The country's royal family was quick to use force earlier this week against anti-government demonstrators. However, they seemed to back away from further confrontation following international pressure from the West.
The demonstrators had emulated successful uprisings in Tunisia and Egypt in attempting to bring political change to Bahrain, home to the U.S. Navy's 5th Fleet - the centerpiece of Washington's efforts to confront Iranian military influence in the region.
Throngs of anti-government protesters took over the square earlier in the week, setting up a camp with tents and placards, but they were driven out by riot police in a deadly assault Thursday that killed five people and injured more than 200.
The government then clamped down on Manama by sending the tanks and other armored vehicles into the streets around the square, putting up barbed wire and establishing checkpoints to deter gatherings.

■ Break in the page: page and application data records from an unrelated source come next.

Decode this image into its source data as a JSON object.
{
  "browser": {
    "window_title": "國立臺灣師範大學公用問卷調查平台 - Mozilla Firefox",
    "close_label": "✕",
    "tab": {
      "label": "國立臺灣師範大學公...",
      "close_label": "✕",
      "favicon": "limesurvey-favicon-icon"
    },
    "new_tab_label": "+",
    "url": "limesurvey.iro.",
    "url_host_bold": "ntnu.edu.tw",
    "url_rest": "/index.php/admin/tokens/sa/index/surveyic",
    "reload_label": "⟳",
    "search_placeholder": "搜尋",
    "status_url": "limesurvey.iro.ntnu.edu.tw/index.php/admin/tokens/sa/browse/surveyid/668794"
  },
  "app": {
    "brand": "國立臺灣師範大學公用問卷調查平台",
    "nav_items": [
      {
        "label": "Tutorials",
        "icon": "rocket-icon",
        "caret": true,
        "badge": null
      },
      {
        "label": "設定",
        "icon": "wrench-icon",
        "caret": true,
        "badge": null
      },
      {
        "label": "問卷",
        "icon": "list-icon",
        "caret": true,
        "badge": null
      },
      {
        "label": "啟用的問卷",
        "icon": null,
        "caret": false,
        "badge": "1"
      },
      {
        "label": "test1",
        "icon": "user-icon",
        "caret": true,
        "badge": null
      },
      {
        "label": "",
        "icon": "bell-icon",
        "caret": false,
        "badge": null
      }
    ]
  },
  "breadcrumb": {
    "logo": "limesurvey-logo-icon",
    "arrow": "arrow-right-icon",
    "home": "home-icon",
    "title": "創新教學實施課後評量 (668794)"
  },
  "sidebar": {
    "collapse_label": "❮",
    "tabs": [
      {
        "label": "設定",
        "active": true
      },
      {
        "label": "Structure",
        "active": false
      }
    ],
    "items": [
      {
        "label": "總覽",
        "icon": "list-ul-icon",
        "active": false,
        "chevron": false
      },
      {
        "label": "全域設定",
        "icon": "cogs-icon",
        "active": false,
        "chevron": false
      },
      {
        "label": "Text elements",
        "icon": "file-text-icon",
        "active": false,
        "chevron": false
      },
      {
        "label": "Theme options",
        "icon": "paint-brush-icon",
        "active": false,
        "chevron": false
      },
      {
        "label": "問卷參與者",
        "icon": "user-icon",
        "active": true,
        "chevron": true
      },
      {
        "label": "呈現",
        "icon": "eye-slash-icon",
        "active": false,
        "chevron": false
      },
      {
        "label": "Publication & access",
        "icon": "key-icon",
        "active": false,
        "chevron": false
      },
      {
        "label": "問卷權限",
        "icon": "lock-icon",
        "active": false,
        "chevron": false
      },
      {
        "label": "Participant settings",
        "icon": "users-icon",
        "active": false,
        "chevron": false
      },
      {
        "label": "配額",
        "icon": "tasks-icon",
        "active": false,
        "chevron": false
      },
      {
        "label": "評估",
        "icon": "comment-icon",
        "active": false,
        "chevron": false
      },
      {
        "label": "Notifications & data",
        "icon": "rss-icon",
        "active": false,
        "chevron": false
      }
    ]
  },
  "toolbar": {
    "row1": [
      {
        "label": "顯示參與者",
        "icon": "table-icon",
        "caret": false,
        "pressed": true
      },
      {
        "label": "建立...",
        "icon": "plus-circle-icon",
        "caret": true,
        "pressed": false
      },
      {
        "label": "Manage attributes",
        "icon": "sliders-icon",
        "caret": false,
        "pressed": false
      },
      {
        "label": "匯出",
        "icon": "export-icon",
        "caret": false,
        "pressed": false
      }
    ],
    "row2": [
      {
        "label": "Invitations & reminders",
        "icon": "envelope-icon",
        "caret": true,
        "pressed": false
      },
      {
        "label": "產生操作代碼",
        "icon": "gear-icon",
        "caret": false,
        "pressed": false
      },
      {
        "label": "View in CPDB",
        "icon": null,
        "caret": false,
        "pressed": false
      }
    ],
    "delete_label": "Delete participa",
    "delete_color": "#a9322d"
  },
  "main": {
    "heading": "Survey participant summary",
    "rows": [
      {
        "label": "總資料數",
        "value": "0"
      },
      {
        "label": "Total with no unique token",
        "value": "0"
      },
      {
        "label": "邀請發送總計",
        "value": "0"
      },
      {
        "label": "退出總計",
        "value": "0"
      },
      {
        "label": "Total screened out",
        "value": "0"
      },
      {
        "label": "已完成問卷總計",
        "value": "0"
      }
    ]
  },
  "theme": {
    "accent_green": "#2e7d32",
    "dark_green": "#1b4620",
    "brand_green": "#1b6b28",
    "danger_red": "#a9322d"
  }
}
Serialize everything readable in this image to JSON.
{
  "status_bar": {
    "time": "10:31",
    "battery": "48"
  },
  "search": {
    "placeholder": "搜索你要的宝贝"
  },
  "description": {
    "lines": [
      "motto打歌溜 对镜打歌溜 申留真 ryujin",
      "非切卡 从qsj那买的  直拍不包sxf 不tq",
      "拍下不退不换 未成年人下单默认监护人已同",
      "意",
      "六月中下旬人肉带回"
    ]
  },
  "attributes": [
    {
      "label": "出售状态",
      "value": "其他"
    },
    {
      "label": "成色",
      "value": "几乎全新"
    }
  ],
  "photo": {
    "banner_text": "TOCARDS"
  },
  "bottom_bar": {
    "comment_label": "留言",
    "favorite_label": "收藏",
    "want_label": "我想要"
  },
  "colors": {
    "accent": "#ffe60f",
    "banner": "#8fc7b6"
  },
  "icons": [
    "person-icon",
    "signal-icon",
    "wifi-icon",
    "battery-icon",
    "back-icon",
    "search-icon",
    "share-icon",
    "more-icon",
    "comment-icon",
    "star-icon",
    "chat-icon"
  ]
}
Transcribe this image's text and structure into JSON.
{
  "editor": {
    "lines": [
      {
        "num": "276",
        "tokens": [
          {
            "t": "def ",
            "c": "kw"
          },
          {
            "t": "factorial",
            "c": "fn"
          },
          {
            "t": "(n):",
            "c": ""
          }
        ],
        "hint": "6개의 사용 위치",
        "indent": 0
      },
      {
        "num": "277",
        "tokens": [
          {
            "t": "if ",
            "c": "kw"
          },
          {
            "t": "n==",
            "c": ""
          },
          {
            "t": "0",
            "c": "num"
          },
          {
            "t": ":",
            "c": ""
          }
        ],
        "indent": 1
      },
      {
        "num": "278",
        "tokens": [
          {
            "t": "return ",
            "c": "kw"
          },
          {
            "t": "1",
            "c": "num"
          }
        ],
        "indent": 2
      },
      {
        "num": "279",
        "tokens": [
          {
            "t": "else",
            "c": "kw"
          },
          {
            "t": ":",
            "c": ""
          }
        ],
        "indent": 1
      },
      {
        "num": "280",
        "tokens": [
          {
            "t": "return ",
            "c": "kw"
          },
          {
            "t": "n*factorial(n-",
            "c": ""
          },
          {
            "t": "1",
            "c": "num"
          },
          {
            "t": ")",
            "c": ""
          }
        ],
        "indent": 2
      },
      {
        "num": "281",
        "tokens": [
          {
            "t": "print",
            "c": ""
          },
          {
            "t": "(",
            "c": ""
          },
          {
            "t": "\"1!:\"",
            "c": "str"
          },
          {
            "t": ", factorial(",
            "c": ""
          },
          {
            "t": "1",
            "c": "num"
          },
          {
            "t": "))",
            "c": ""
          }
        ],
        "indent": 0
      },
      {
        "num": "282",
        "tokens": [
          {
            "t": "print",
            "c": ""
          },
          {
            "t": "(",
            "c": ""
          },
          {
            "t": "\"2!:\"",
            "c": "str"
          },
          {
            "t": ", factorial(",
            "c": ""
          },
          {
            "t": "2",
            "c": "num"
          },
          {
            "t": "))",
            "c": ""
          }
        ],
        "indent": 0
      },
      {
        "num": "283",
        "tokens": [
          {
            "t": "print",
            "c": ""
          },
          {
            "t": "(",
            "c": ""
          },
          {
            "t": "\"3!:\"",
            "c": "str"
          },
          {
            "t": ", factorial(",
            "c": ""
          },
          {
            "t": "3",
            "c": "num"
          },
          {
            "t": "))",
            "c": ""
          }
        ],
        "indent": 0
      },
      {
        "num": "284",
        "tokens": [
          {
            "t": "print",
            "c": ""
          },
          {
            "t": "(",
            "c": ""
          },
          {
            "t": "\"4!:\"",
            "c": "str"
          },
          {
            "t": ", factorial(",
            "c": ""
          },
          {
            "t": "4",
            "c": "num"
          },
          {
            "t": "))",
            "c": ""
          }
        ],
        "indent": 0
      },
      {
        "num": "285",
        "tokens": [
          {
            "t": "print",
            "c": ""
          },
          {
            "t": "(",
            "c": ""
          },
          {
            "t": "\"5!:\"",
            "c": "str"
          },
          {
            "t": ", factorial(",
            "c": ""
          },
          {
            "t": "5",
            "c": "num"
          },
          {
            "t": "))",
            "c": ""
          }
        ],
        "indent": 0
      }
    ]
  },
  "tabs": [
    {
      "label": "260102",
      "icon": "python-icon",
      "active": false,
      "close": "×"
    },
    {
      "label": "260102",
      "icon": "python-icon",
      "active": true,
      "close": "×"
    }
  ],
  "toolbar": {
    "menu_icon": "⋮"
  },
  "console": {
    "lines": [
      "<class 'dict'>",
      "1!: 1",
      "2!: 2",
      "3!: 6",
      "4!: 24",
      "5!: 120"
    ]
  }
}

On Friday, army units opened fire on marchers streaming toward the square. More than 50 people were injured in the second consecutive day of clashes.
On Saturday, however, Bahrainis honked car horns, danced, sang, waved flags and flashed v-for-victory signs as the tanks moved away from the square.
The Associated Press contributed to this report.